(Stored data)
+===+

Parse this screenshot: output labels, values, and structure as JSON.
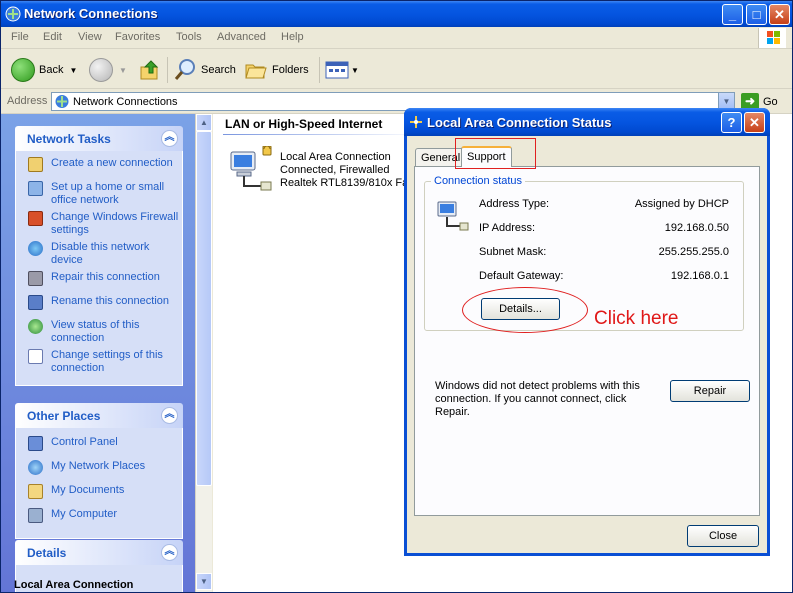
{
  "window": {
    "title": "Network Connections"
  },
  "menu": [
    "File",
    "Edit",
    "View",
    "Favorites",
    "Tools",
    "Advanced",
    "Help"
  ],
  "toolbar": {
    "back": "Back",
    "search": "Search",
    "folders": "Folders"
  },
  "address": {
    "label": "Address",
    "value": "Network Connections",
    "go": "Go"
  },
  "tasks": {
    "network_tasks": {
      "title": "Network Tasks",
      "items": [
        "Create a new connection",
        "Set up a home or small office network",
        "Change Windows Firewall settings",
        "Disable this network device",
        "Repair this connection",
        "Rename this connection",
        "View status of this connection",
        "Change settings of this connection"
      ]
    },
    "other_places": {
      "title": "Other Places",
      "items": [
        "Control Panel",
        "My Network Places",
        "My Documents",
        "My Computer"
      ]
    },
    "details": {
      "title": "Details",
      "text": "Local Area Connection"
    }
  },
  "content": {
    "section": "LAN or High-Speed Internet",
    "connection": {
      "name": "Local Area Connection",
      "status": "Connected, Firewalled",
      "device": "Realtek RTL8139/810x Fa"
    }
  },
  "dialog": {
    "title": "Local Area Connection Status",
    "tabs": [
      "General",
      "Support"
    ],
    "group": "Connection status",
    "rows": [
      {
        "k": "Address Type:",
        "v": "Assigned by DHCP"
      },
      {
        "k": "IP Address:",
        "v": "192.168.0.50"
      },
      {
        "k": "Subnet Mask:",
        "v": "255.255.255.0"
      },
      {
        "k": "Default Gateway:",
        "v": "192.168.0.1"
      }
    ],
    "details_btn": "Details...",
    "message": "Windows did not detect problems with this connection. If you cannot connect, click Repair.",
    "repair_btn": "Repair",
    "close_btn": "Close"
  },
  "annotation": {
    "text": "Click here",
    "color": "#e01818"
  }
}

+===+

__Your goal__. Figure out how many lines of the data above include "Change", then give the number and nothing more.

__Output below__. 2